The album starts with the first single and title track American Slang, which is a beautiful song to start with and Brian Fallon’s unmistakeable vocals bring the lyrics a sense of honesty, even though the guitar refrain sounds just a smidge like The Edge from U2. But it’s alright, because the next few songs follow suit and create a lively sense of trueness, like all the lyrics have been something each member has experienced whilst writing the album. Bring It On is probably the one song on the album where their Springsteen-esque sound comes to the foreground, but again, this is not a bad thing as it smacks of punk-style too with its lyrics mid-way through of “wait a minute, wasn’t I good to you? You don’t know what’s good for you”, blending together their love of Springsteen and the attitude of old school punk in a perfect harmony.

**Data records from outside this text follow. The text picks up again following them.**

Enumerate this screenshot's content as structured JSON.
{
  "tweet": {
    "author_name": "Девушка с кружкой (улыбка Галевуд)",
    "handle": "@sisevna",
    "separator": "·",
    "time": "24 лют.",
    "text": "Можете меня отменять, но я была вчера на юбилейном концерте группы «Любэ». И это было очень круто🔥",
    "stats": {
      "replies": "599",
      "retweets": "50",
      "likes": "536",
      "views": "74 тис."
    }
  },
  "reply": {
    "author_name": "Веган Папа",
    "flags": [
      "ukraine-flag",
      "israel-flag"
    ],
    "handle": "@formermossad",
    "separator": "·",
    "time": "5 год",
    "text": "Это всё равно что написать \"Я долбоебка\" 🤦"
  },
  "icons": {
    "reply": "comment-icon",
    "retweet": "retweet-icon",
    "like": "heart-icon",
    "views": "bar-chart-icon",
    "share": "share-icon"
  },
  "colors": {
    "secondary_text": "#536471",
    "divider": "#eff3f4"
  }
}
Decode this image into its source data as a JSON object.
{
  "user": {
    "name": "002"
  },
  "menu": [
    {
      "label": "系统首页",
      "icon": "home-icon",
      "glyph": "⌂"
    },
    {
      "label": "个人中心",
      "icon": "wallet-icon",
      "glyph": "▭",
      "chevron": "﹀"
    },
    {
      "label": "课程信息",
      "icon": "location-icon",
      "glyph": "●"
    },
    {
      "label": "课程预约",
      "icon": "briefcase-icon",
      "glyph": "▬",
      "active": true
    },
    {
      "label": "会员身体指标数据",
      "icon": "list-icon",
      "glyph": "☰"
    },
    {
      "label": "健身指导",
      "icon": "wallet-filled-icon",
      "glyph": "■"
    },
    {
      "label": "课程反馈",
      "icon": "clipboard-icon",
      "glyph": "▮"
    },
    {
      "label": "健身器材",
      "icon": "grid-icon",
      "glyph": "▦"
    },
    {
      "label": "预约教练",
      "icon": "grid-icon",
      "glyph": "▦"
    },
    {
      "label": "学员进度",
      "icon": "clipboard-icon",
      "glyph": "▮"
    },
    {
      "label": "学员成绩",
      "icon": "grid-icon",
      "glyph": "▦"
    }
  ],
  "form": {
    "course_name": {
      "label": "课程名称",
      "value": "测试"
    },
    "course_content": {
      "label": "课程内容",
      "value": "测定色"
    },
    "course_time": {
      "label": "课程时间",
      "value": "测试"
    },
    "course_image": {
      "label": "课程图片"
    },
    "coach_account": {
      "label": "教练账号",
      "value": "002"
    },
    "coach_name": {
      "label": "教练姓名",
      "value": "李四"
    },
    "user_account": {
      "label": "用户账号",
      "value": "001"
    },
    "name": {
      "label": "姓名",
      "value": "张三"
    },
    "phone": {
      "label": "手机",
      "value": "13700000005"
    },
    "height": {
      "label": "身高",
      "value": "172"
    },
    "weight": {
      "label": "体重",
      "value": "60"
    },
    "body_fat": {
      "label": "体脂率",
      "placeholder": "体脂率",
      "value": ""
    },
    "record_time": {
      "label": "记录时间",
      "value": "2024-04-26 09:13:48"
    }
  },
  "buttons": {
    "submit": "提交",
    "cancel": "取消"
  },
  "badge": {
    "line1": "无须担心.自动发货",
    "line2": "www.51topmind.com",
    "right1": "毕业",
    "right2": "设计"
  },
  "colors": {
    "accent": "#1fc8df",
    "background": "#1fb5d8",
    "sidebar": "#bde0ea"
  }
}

Most of the first lot of tracks up to The Queen of Lower Chelsea suffer the downfall of having a very similar tempo and time signature, despite how different their styles might be, which means that some of them start to become a bit samey and predictable. That all changes with Orphans, though, which mixes everything up into something a lot more bouncy and fast paced with its chorus of “And the lonesome all understand. With their choirs in my head, we were orphans before we were ever your sons of regret”. Orphans leads into the albums second single Boxer, and its story of knowing someone is better than they are shows even more of the heart that’s there behind every Gaslight Anthem song in its swinging riffs that you can’t help but stop and take notice of.

Second to last song The Spirit of Jazz is rather ironically the most punk-rock track of the album, and bursts outwards with bouncy, punchy punk riffs that truly shows more of the true-blue punk rock side of The Gaslight Anthem. Final track We Did It When We Were Young is a considerably slower end to a somewhat faster paced album, but it’s still an emotionally charged song that ends the album in a fitting way.

Yes, heart and soul is definitely something that The Gaslight Anthem have an abundance of. They know where they came from, who their influences are, and what they do best and they do it with such honesty and conviction that you don’t once feel like you’re listening to something fake or manufactured. The Gaslight Anthem have such an air of honesty about their songs because they truly believe in what they are singing about, and that is what gives them the heart behind their lyrics that you can’t help but love. If you haven’t checked out The Gaslight Anthem before, then it’s about time you did, because this album is very hard not to like!